If any brand can claim real connections to China, it is Bovet, founded by Swiss businessman Edouard Bovet. Bovet emigrated to Canton, China in 1818 and sold four watches of his own design there. On his return to Switzerland in 1822, he set up a company for shipping his Fleurier-made watches to China. The company name, pronounced “ Bo Wei” in Mandarin, became a synonym for “watch” in Asia and at one point had offices in Canton. For more than eighty years, Bovet and his successors supplied the Chinese ruling class with valuable timepieces.
In 2001, the brand was bought by entrepreneur Pascal Raffy. He ensured the company’s industrial independence by acquiring several other companies as well, notably the high-end watchmaker Swiss Time Technology (STT) in Tramelan, which he renamed Dimier 1738. In addition to creating its own line of watches, this manufacture produces complex technical components such as tourbillons for Bovet watches. Assembly of Bovet creations takes place at the headquarters in the thirteenth-century Castle of Môtiers in Val-de-Travers not far for Fleurier.
Bovet watches have several distinctive features – undoubtedly a reason for their growing fame. The first is intricate dial work, featuring not only complex architecture, but also very fine enameling. The second is the lugs and crown at 12 o’clock, recalling Bovet’s tasteful pocket watches of the nineteenth century.

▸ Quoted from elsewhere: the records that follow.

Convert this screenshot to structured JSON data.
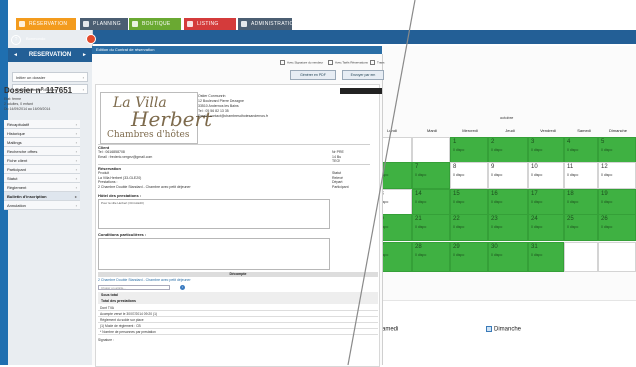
{
  "nav": {
    "tabs": [
      {
        "label": "RÉSERVATION",
        "color": "#f39b1d"
      },
      {
        "label": "PLANNING",
        "color": "#4b5e72"
      },
      {
        "label": "BOUTIQUE",
        "color": "#6aa932"
      },
      {
        "label": "LISTING",
        "color": "#d43b3b"
      },
      {
        "label": "ADMINISTRATION",
        "color": "#4b5e72"
      }
    ]
  },
  "sidebar": {
    "user_label": "Bonmondo",
    "section_title": "RESERVATION",
    "buttons": [
      "Initier un dossier",
      "Rechercher un dossier"
    ],
    "dossier_title": "Dossier n° 117651",
    "status": "Etat: ferme",
    "guests": "2 adultes, 0 enfant",
    "dates": "Du 14/09/2014 au 16/09/2014",
    "menu": [
      "Récapitulatif",
      "Historique",
      "Mailings",
      "Recherche offres",
      "Fiche client",
      "Participant",
      "Statut",
      "Règlement",
      "Bulletin d'inscription",
      "Annulation"
    ]
  },
  "modal": {
    "title": "Edition du Contrat de réservation",
    "options": [
      "Avec Signature du vendeur",
      "Avec Tarifs Réservations",
      "Trans"
    ],
    "buttons": [
      "Générer en PDF",
      "Envoyer par em"
    ],
    "right_bar": "CONTRAT DE",
    "logo_line1": "La Villa",
    "logo_line2": "Herbert",
    "logo_line3": "Chambres d'hôtes",
    "address": [
      "Ostier Conmunrin",
      "12 Boulevard Pierre Dezagne",
      "33510 Andernos les Bains",
      "Tel : 05 56 82 13 35",
      "Email : contact@chambresdhotesandernos.fr"
    ],
    "client_title": "Client",
    "client_lines": [
      "Tel : 0616858708",
      "Email : frederic.vergez@gmail.com"
    ],
    "client_right": [
      "Nr PRE",
      "14 Bu",
      "TEO!"
    ],
    "reservation_title": "Réservation",
    "reservation_lines": [
      "Produit",
      "La Villa Herbert (33-GLE20)",
      "Prestations :",
      "2 Chambre Double Standard - Chambre avec petit déjeuner"
    ],
    "reservation_right": [
      "Statut",
      "Relevé",
      "Départ",
      "Participant"
    ],
    "hotel_title": "Hôtel des prestations :",
    "hotel_value": "Pour la ville Herbert (33-GLE20)",
    "conditions_title": "Conditions particulières :",
    "decompte_title": "Décompte",
    "decompte_line": "2 Chambre Double Standard - Chambre avec petit déjeuner",
    "select_placeholder": "Choisir un article...",
    "sous_total": "Sous total",
    "total_prestations": "Total des prestations",
    "dont_title": "Dont TVA",
    "payment_lines": [
      "Acompte versé le 30/07/2014 09:20 (1)",
      "Règlement du solde sur place",
      "(1) Mode de règlement : CB",
      "* Nombre de personnes par prestation"
    ],
    "signature": "Signature :"
  },
  "calendar": {
    "month": "octobre",
    "weekdays": [
      "Dimanche",
      "Lundi",
      "Mardi",
      "Mercredi",
      "Jeudi",
      "Vendredi",
      "Samedi",
      "Dimanche"
    ],
    "days_label": "0 dispo",
    "rows": [
      [
        {
          "n": "",
          "s": "g"
        },
        {
          "n": "",
          "s": "w"
        },
        {
          "n": "",
          "s": "w"
        },
        {
          "n": "1",
          "s": "g"
        },
        {
          "n": "2",
          "s": "g"
        },
        {
          "n": "3",
          "s": "g"
        },
        {
          "n": "4",
          "s": "g"
        },
        {
          "n": "5",
          "s": "g"
        }
      ],
      [
        {
          "n": "",
          "s": "g"
        },
        {
          "n": "6",
          "s": "g"
        },
        {
          "n": "7",
          "s": "g"
        },
        {
          "n": "8",
          "s": "w"
        },
        {
          "n": "9",
          "s": "w"
        },
        {
          "n": "10",
          "s": "w"
        },
        {
          "n": "11",
          "s": "w"
        },
        {
          "n": "12",
          "s": "w"
        }
      ],
      [
        {
          "n": "",
          "s": "g"
        },
        {
          "n": "13",
          "s": "w"
        },
        {
          "n": "14",
          "s": "g"
        },
        {
          "n": "15",
          "s": "g"
        },
        {
          "n": "16",
          "s": "g"
        },
        {
          "n": "17",
          "s": "g"
        },
        {
          "n": "18",
          "s": "g"
        },
        {
          "n": "19",
          "s": "g"
        }
      ],
      [
        {
          "n": "",
          "s": "g"
        },
        {
          "n": "20",
          "s": "g"
        },
        {
          "n": "21",
          "s": "g"
        },
        {
          "n": "22",
          "s": "g"
        },
        {
          "n": "23",
          "s": "g"
        },
        {
          "n": "24",
          "s": "g"
        },
        {
          "n": "25",
          "s": "g"
        },
        {
          "n": "26",
          "s": "g"
        }
      ],
      [
        {
          "n": "",
          "s": "w"
        },
        {
          "n": "27",
          "s": "g"
        },
        {
          "n": "28",
          "s": "g"
        },
        {
          "n": "29",
          "s": "g"
        },
        {
          "n": "30",
          "s": "g"
        },
        {
          "n": "31",
          "s": "g"
        },
        {
          "n": "",
          "s": "w"
        },
        {
          "n": "",
          "s": "w"
        }
      ]
    ],
    "checkboxes": [
      "Samedi",
      "Dimanche"
    ]
  }
}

On some models, the wristbands are made to be easily removed so the watch can be worn on a chain or cord. Other watches convert to table clocks.